Page and application data records:
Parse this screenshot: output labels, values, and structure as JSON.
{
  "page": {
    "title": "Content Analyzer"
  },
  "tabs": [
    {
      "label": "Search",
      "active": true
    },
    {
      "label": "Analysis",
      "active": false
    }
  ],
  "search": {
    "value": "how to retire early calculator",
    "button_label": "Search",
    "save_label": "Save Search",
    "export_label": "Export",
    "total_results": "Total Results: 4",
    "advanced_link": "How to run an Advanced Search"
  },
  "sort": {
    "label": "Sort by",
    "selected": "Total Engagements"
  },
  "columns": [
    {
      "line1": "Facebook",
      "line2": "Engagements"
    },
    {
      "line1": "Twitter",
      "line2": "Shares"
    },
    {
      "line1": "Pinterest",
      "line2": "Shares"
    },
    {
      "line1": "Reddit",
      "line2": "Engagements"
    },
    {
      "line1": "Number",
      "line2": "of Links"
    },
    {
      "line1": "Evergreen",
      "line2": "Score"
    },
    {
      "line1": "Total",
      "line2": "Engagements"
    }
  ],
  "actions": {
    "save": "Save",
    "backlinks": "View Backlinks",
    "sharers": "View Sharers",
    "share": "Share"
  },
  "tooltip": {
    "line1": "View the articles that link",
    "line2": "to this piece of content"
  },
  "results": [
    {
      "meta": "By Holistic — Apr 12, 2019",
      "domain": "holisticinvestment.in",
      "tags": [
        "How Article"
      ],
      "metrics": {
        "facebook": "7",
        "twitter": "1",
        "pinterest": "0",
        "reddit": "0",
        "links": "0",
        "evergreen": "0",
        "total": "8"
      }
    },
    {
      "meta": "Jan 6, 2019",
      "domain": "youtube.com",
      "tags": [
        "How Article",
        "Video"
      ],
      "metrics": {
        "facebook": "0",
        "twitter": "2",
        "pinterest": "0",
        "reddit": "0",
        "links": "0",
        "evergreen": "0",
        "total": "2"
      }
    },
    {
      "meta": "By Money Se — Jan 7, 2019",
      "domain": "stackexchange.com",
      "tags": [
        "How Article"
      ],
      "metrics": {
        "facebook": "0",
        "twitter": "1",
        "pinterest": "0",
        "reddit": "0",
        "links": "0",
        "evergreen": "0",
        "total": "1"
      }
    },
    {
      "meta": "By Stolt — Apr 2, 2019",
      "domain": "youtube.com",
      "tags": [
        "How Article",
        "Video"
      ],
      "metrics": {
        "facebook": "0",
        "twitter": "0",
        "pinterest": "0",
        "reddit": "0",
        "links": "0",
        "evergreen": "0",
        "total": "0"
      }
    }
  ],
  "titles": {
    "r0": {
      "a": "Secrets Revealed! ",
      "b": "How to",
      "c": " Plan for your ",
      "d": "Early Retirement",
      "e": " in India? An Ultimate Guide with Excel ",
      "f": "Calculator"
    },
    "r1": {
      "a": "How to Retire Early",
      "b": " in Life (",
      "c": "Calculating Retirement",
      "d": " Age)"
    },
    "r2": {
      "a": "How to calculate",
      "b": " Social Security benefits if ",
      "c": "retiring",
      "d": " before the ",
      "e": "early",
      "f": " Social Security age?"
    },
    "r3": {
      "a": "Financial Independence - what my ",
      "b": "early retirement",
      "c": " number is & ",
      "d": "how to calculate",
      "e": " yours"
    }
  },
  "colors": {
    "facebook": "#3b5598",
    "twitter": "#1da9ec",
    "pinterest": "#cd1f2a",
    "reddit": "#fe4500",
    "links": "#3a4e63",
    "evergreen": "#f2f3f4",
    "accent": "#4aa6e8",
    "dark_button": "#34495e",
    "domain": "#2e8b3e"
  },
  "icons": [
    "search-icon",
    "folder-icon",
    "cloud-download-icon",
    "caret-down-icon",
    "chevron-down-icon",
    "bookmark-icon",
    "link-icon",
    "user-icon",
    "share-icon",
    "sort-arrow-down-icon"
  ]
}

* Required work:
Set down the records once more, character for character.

* Solution to this task:
Parse this screenshot: output labels, values, and structure as JSON.
{
  "page": {
    "title": "Content Analyzer"
  },
  "tabs": [
    {
      "label": "Search",
      "active": true
    },
    {
      "label": "Analysis",
      "active": false
    }
  ],
  "search": {
    "value": "how to retire early calculator",
    "button_label": "Search",
    "save_label": "Save Search",
    "export_label": "Export",
    "total_results": "Total Results: 4",
    "advanced_link": "How to run an Advanced Search"
  },
  "sort": {
    "label": "Sort by",
    "selected": "Total Engagements"
  },
  "columns": [
    {
      "line1": "Facebook",
      "line2": "Engagements"
    },
    {
      "line1": "Twitter",
      "line2": "Shares"
    },
    {
      "line1": "Pinterest",
      "line2": "Shares"
    },
    {
      "line1": "Reddit",
      "line2": "Engagements"
    },
    {
      "line1": "Number",
      "line2": "of Links"
    },
    {
      "line1": "Evergreen",
      "line2": "Score"
    },
    {
      "line1": "Total",
      "line2": "Engagements"
    }
  ],
  "actions": {
    "save": "Save",
    "backlinks": "View Backlinks",
    "sharers": "View Sharers",
    "share": "Share"
  },
  "tooltip": {
    "line1": "View the articles that link",
    "line2": "to this piece of content"
  },
  "results": [
    {
      "meta": "By Holistic — Apr 12, 2019",
      "domain": "holisticinvestment.in",
      "tags": [
        "How Article"
      ],
      "metrics": {
        "facebook": "7",
        "twitter": "1",
        "pinterest": "0",
        "reddit": "0",
        "links": "0",
        "evergreen": "0",
        "total": "8"
      }
    },
    {
      "meta": "Jan 6, 2019",
      "domain": "youtube.com",
      "tags": [
        "How Article",
        "Video"
      ],
      "metrics": {
        "facebook": "0",
        "twitter": "2",
        "pinterest": "0",
        "reddit": "0",
        "links": "0",
        "evergreen": "0",
        "total": "2"
      }
    },
    {
      "meta": "By Money Se — Jan 7, 2019",
      "domain": "stackexchange.com",
      "tags": [
        "How Article"
      ],
      "metrics": {
        "facebook": "0",
        "twitter": "1",
        "pinterest": "0",
        "reddit": "0",
        "links": "0",
        "evergreen": "0",
        "total": "1"
      }
    },
    {
      "meta": "By Stolt — Apr 2, 2019",
      "domain": "youtube.com",
      "tags": [
        "How Article",
        "Video"
      ],
      "metrics": {
        "facebook": "0",
        "twitter": "0",
        "pinterest": "0",
        "reddit": "0",
        "links": "0",
        "evergreen": "0",
        "total": "0"
      }
    }
  ],
  "titles": {
    "r0": {
      "a": "Secrets Revealed! ",
      "b": "How to",
      "c": " Plan for your ",
      "d": "Early Retirement",
      "e": " in India? An Ultimate Guide with Excel ",
      "f": "Calculator"
    },
    "r1": {
      "a": "How to Retire Early",
      "b": " in Life (",
      "c": "Calculating Retirement",
      "d": " Age)"
    },
    "r2": {
      "a": "How to calculate",
      "b": " Social Security benefits if ",
      "c": "retiring",
      "d": " before the ",
      "e": "early",
      "f": " Social Security age?"
    },
    "r3": {
      "a": "Financial Independence - what my ",
      "b": "early retirement",
      "c": " number is & ",
      "d": "how to calculate",
      "e": " yours"
    }
  },
  "colors": {
    "facebook": "#3b5598",
    "twitter": "#1da9ec",
    "pinterest": "#cd1f2a",
    "reddit": "#fe4500",
    "links": "#3a4e63",
    "evergreen": "#f2f3f4",
    "accent": "#4aa6e8",
    "dark_button": "#34495e",
    "domain": "#2e8b3e"
  },
  "icons": [
    "search-icon",
    "folder-icon",
    "cloud-download-icon",
    "caret-down-icon",
    "chevron-down-icon",
    "bookmark-icon",
    "link-icon",
    "user-icon",
    "share-icon",
    "sort-arrow-down-icon"
  ]
}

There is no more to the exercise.